§ **PROBLEM TO WORK ON**
Where does the string "value" appear in the listing below? Copy every line where it does.
#### DATA FOR ANALYSIS ####
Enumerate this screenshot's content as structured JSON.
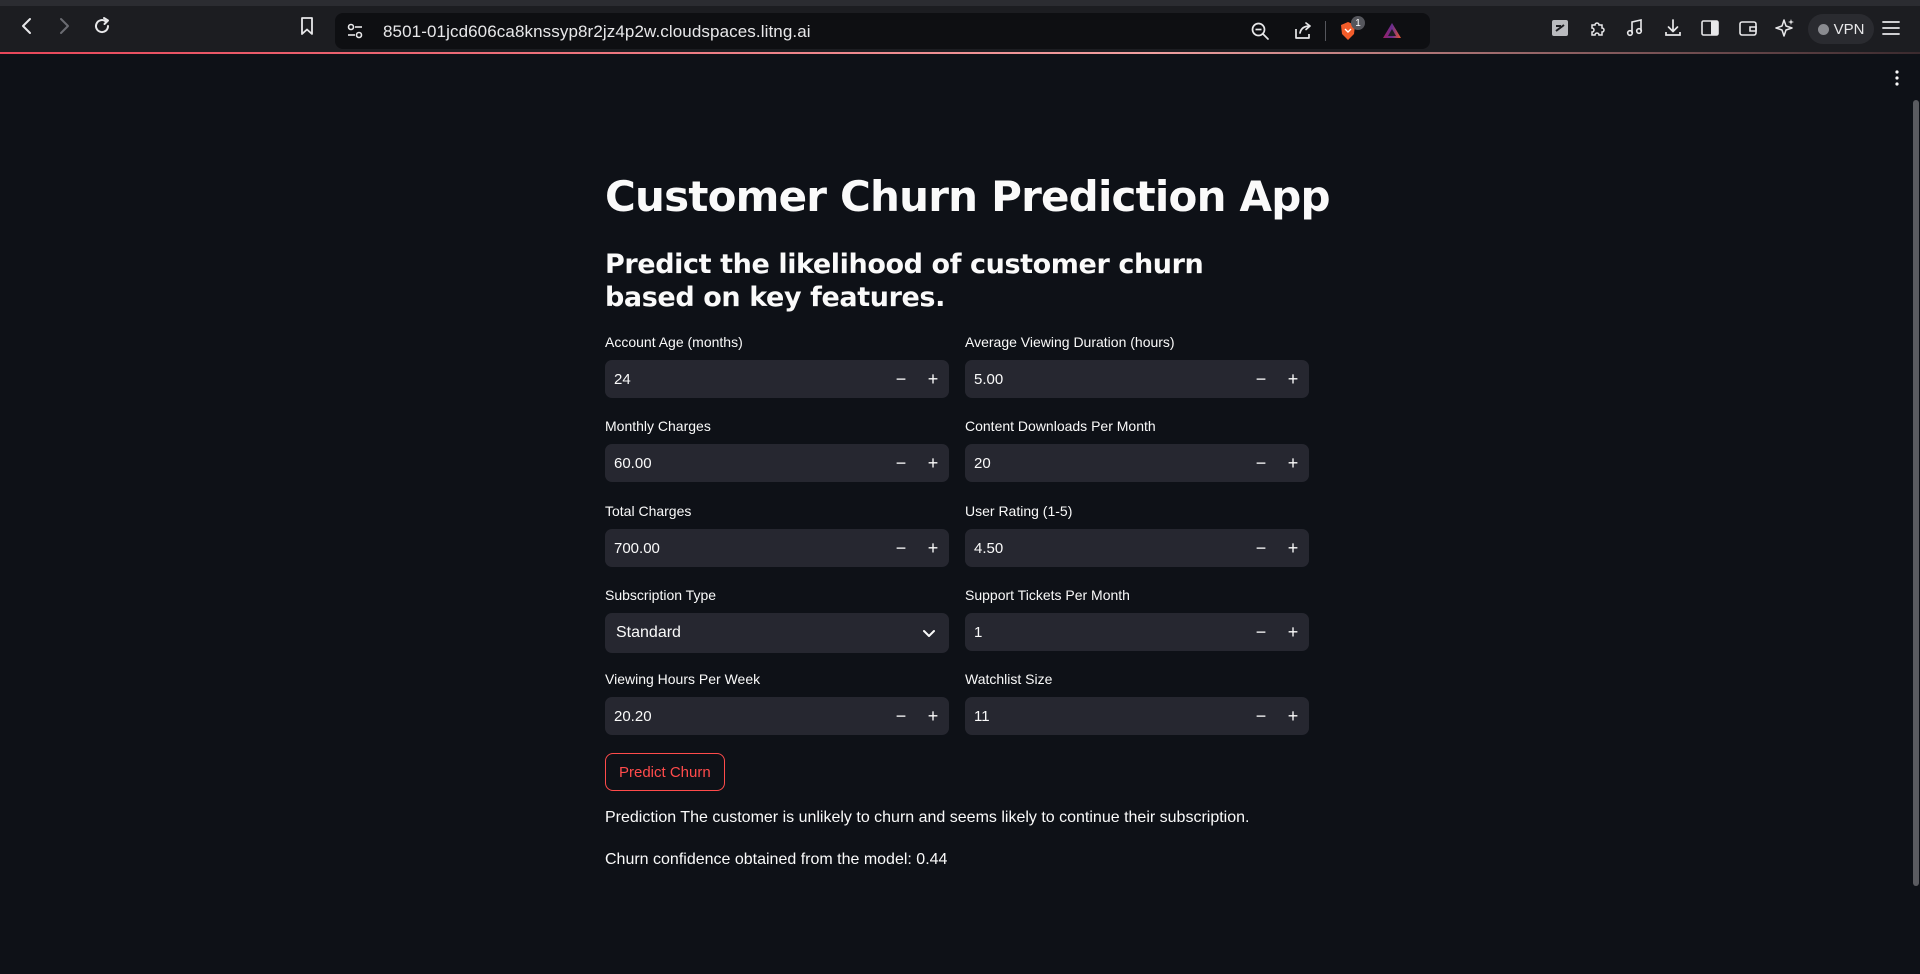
{
  "browser": {
    "url": "8501-01jcd606ca8knssyp8r2jz4p2w.cloudspaces.litng.ai",
    "brave_badge_count": "1",
    "vpn_label": "VPN",
    "icons": [
      "back-icon",
      "forward-icon",
      "reload-icon",
      "bookmark-icon",
      "site-info-icon",
      "zoom-icon",
      "share-icon",
      "brave-shields-icon",
      "rewards-icon",
      "extension-icon",
      "puzzle-icon",
      "music-icon",
      "download-icon",
      "sidebar-icon",
      "wallet-icon",
      "leo-ai-icon",
      "menu-icon"
    ]
  },
  "app": {
    "title": "Customer Churn Prediction App",
    "subtitle": "Predict the likelihood of customer churn based on key features.",
    "fields": {
      "account_age": {
        "label": "Account Age (months)",
        "value": "24"
      },
      "avg_viewing_duration": {
        "label": "Average Viewing Duration (hours)",
        "value": "5.00"
      },
      "monthly_charges": {
        "label": "Monthly Charges",
        "value": "60.00"
      },
      "content_downloads": {
        "label": "Content Downloads Per Month",
        "value": "20"
      },
      "total_charges": {
        "label": "Total Charges",
        "value": "700.00"
      },
      "user_rating": {
        "label": "User Rating (1-5)",
        "value": "4.50"
      },
      "subscription_type": {
        "label": "Subscription Type",
        "value": "Standard"
      },
      "support_tickets": {
        "label": "Support Tickets Per Month",
        "value": "1"
      },
      "viewing_hours": {
        "label": "Viewing Hours Per Week",
        "value": "20.20"
      },
      "watchlist_size": {
        "label": "Watchlist Size",
        "value": "11"
      }
    },
    "stepper": {
      "minus": "−",
      "plus": "+"
    },
    "predict_button": "Predict Churn",
    "prediction_text": "Prediction The customer is unlikely to churn and seems likely to continue their subscription.",
    "confidence_text": "Churn confidence obtained from the model: 0.44"
  },
  "colors": {
    "background": "#0e1117",
    "input_bg": "#262730",
    "accent": "#ff4b4b",
    "chrome_bg": "#1c1d21"
  }
}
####
§ **RESULT OF THE TASK**
        "value": "24"
        "value": "5.00"
        "value": "60.00"
        "value": "20"
        "value": "700.00"
        "value": "4.50"
        "value": "Standard"
        "value": "1"
        "value": "20.20"
        "value": "11"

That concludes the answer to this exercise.